Surface and tropospheric water vapor variability and decadal trends at two supersites of CO-PDD (Cezeaux and Puy de Dome) in central France
We present an analysis of decadal in situ and remote sensing observations of water vapor over the Cézeaux and puy de Dôme, located in central France (45° N, 3° E), in order to document the variability, cycles and trends of surface and tropospheric water vapor at different time scales and the geophysical processes responsible for the water vapor distributions. We use meteorological stations, GPS (Global Positioning System), and lidar datasets, supplemented with three remote sources of water vapor (COSMIC-radio-occultation, ERA-interim-ECMWF numerical model, and AIRS-satellite). The annual cycle of water vapor is clearly established for the two sites of different altitudes and for all types of measurement.
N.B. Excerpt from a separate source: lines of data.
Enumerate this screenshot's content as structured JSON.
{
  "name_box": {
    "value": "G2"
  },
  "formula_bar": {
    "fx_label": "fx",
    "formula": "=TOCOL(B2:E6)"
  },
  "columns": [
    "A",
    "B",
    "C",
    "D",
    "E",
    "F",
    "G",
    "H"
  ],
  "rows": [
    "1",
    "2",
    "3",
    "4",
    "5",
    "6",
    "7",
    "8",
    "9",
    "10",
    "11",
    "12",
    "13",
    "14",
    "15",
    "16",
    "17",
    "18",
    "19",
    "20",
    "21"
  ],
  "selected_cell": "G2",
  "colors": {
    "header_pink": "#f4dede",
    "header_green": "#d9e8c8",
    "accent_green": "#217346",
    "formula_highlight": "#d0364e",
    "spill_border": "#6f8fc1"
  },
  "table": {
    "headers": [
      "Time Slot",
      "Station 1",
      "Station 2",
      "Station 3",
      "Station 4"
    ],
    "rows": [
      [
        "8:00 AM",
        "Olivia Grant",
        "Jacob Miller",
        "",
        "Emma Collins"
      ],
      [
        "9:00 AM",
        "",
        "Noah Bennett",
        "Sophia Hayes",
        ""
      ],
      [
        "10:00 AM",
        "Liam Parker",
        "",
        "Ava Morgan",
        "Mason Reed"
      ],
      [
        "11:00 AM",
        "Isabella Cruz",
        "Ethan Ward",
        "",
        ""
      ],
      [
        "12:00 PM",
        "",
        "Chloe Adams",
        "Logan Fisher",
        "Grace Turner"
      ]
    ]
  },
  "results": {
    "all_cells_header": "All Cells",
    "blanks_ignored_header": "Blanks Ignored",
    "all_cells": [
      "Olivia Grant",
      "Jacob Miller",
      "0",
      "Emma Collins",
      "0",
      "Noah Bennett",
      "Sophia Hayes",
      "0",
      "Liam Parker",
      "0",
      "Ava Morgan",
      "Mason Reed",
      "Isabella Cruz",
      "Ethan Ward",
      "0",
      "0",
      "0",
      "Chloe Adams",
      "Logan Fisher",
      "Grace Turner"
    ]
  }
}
Cezeaux and puy de Dôme present almost no diurnal cycle, suggesting that the variability of surface water vapor at this site is more influenced by a sporadic meteorological system than by regular diurnal variations. The lidar dataset shows a greater monthly variability of the vertical distribution than the COSMIC and AIRS satellite products. The Cézeaux site presents a positive trend for the GPS water vapor total column (0.42 ± 0.45 g·kg-1/decade during 2006-2017) and a significant negative trend for the surface water vapor mixing ratio (-0.16 ± 0.09 mm/decade during 2002-2017). The multi-linear regression analysis shows that continental forcings (East Atlantic Pattern and East Atlantic-West Russia Pattern) have a greater influence than oceanic forcing (North Atlantic Oscillation) on the water vapor variations.